[Website and app data records]
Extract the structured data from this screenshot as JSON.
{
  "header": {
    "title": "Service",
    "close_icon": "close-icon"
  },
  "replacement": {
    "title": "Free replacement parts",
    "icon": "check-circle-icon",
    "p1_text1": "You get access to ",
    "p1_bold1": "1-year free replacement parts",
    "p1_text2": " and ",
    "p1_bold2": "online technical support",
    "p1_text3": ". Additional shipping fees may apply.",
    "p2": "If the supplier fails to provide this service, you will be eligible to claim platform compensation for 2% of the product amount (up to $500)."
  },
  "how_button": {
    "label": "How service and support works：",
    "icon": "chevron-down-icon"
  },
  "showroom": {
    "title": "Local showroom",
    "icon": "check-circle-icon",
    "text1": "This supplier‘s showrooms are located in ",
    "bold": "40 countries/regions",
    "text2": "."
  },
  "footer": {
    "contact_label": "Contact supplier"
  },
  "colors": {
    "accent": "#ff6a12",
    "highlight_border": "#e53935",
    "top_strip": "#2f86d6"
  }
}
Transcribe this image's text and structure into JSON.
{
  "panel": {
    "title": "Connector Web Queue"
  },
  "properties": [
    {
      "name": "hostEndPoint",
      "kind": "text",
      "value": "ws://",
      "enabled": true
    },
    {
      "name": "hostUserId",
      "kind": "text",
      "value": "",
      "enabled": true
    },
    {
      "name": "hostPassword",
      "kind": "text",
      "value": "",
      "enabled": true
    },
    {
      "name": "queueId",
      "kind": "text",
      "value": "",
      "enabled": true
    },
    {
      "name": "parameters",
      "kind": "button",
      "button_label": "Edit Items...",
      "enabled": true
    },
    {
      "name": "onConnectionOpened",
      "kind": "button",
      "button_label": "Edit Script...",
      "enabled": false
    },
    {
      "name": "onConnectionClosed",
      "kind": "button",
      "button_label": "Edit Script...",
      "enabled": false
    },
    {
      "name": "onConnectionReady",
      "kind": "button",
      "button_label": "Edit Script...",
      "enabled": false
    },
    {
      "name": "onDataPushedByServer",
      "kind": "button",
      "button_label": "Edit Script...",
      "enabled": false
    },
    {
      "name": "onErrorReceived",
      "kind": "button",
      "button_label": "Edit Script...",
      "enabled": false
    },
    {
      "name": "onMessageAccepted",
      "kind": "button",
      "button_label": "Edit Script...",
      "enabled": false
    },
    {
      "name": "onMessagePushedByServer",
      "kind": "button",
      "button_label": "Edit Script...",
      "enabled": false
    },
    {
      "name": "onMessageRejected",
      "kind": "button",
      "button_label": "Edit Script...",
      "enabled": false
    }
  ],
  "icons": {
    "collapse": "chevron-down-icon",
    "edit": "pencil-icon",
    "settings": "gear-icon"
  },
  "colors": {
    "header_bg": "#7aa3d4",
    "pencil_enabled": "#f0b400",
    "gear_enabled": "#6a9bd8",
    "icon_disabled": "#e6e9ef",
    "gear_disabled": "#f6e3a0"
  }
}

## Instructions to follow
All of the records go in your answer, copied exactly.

## Response to this exercise
Extract the structured data from this screenshot as JSON.
{
  "header": {
    "title": "Service",
    "close_icon": "close-icon"
  },
  "replacement": {
    "title": "Free replacement parts",
    "icon": "check-circle-icon",
    "p1_text1": "You get access to ",
    "p1_bold1": "1-year free replacement parts",
    "p1_text2": " and ",
    "p1_bold2": "online technical support",
    "p1_text3": ". Additional shipping fees may apply.",
    "p2": "If the supplier fails to provide this service, you will be eligible to claim platform compensation for 2% of the product amount (up to $500)."
  },
  "how_button": {
    "label": "How service and support works：",
    "icon": "chevron-down-icon"
  },
  "showroom": {
    "title": "Local showroom",
    "icon": "check-circle-icon",
    "text1": "This supplier‘s showrooms are located in ",
    "bold": "40 countries/regions",
    "text2": "."
  },
  "footer": {
    "contact_label": "Contact supplier"
  },
  "colors": {
    "accent": "#ff6a12",
    "highlight_border": "#e53935",
    "top_strip": "#2f86d6"
  }
}
Transcribe this image's text and structure into JSON.
{
  "panel": {
    "title": "Connector Web Queue"
  },
  "properties": [
    {
      "name": "hostEndPoint",
      "kind": "text",
      "value": "ws://",
      "enabled": true
    },
    {
      "name": "hostUserId",
      "kind": "text",
      "value": "",
      "enabled": true
    },
    {
      "name": "hostPassword",
      "kind": "text",
      "value": "",
      "enabled": true
    },
    {
      "name": "queueId",
      "kind": "text",
      "value": "",
      "enabled": true
    },
    {
      "name": "parameters",
      "kind": "button",
      "button_label": "Edit Items...",
      "enabled": true
    },
    {
      "name": "onConnectionOpened",
      "kind": "button",
      "button_label": "Edit Script...",
      "enabled": false
    },
    {
      "name": "onConnectionClosed",
      "kind": "button",
      "button_label": "Edit Script...",
      "enabled": false
    },
    {
      "name": "onConnectionReady",
      "kind": "button",
      "button_label": "Edit Script...",
      "enabled": false
    },
    {
      "name": "onDataPushedByServer",
      "kind": "button",
      "button_label": "Edit Script...",
      "enabled": false
    },
    {
      "name": "onErrorReceived",
      "kind": "button",
      "button_label": "Edit Script...",
      "enabled": false
    },
    {
      "name": "onMessageAccepted",
      "kind": "button",
      "button_label": "Edit Script...",
      "enabled": false
    },
    {
      "name": "onMessagePushedByServer",
      "kind": "button",
      "button_label": "Edit Script...",
      "enabled": false
    },
    {
      "name": "onMessageRejected",
      "kind": "button",
      "button_label": "Edit Script...",
      "enabled": false
    }
  ],
  "icons": {
    "collapse": "chevron-down-icon",
    "edit": "pencil-icon",
    "settings": "gear-icon"
  },
  "colors": {
    "header_bg": "#7aa3d4",
    "pencil_enabled": "#f0b400",
    "gear_enabled": "#6a9bd8",
    "icon_disabled": "#e6e9ef",
    "gear_disabled": "#f6e3a0"
  }
}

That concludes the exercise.